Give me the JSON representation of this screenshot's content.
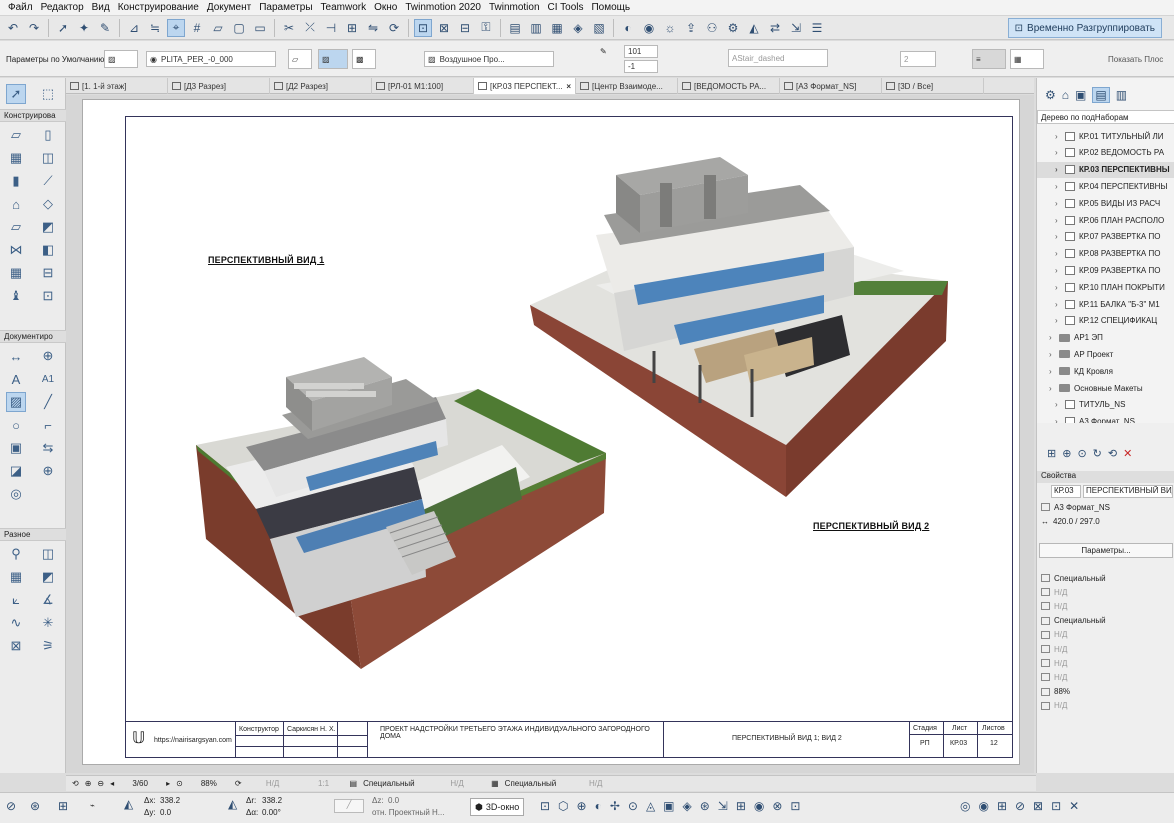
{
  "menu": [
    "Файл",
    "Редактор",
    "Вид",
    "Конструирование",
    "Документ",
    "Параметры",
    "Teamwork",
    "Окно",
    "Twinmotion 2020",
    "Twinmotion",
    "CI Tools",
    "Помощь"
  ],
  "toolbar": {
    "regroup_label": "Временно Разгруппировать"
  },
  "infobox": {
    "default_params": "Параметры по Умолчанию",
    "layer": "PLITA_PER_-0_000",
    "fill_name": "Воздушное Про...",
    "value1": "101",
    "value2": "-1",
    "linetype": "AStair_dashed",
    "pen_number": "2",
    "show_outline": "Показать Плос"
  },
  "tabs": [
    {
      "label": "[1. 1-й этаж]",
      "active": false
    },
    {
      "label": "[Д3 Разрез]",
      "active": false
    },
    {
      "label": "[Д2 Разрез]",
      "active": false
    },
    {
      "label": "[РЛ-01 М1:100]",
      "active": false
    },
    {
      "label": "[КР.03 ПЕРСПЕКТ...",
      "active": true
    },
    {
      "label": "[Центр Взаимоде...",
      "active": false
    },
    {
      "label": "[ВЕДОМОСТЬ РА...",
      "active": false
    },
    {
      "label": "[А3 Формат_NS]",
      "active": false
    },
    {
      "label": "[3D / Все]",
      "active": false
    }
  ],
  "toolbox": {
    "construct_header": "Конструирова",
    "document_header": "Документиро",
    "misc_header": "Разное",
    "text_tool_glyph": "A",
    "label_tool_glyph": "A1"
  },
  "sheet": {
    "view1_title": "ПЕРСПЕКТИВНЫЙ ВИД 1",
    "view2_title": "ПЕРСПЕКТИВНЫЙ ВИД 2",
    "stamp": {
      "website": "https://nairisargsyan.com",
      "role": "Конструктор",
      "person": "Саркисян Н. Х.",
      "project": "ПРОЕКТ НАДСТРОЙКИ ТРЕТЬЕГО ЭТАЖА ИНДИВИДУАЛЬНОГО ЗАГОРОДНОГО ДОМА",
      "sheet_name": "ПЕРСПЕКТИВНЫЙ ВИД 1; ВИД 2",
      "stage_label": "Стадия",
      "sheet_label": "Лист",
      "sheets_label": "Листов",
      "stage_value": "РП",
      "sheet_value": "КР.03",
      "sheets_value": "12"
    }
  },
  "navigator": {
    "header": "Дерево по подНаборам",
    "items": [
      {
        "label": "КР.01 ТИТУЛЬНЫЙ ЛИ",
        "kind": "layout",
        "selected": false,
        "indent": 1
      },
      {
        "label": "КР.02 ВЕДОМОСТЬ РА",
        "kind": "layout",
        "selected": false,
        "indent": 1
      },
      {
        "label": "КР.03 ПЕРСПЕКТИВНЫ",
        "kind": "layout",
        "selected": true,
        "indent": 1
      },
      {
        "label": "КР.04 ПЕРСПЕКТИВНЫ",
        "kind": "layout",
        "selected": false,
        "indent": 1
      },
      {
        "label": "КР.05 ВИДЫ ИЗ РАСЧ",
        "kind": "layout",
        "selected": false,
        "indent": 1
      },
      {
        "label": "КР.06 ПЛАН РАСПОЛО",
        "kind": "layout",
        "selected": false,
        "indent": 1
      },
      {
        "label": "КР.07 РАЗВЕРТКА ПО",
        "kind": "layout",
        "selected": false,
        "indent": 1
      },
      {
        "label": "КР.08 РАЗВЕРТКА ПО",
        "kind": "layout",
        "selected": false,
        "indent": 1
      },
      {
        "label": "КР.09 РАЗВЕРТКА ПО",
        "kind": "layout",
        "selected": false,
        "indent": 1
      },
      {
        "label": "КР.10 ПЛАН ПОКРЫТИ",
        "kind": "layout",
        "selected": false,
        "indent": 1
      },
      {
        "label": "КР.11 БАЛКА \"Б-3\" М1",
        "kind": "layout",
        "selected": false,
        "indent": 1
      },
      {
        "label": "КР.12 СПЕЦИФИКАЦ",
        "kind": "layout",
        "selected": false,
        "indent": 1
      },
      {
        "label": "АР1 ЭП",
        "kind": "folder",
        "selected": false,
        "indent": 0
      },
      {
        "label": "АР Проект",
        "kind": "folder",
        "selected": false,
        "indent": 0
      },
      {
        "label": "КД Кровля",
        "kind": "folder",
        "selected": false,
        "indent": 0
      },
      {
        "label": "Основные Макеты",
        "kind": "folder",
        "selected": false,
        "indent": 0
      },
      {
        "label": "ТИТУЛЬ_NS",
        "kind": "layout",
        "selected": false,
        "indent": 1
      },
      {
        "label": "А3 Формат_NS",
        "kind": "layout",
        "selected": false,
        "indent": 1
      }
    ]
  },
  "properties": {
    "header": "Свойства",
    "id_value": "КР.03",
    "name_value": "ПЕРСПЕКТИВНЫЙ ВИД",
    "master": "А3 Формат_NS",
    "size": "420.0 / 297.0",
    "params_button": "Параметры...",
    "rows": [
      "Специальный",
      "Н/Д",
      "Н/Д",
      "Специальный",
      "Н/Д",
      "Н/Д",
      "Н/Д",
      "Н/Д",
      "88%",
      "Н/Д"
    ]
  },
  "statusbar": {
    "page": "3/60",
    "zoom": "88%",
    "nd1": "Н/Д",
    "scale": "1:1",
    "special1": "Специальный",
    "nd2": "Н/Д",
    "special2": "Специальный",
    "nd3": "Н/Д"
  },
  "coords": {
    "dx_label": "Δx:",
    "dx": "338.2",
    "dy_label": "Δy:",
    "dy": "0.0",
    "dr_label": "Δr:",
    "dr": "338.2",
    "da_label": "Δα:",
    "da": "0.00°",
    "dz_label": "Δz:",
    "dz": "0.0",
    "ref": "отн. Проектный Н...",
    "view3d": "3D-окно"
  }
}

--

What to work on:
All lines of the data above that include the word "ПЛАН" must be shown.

Task response:
        "label": "КР.06 ПЛАН РАСПОЛО",
        "label": "КР.10 ПЛАН ПОКРЫТИ",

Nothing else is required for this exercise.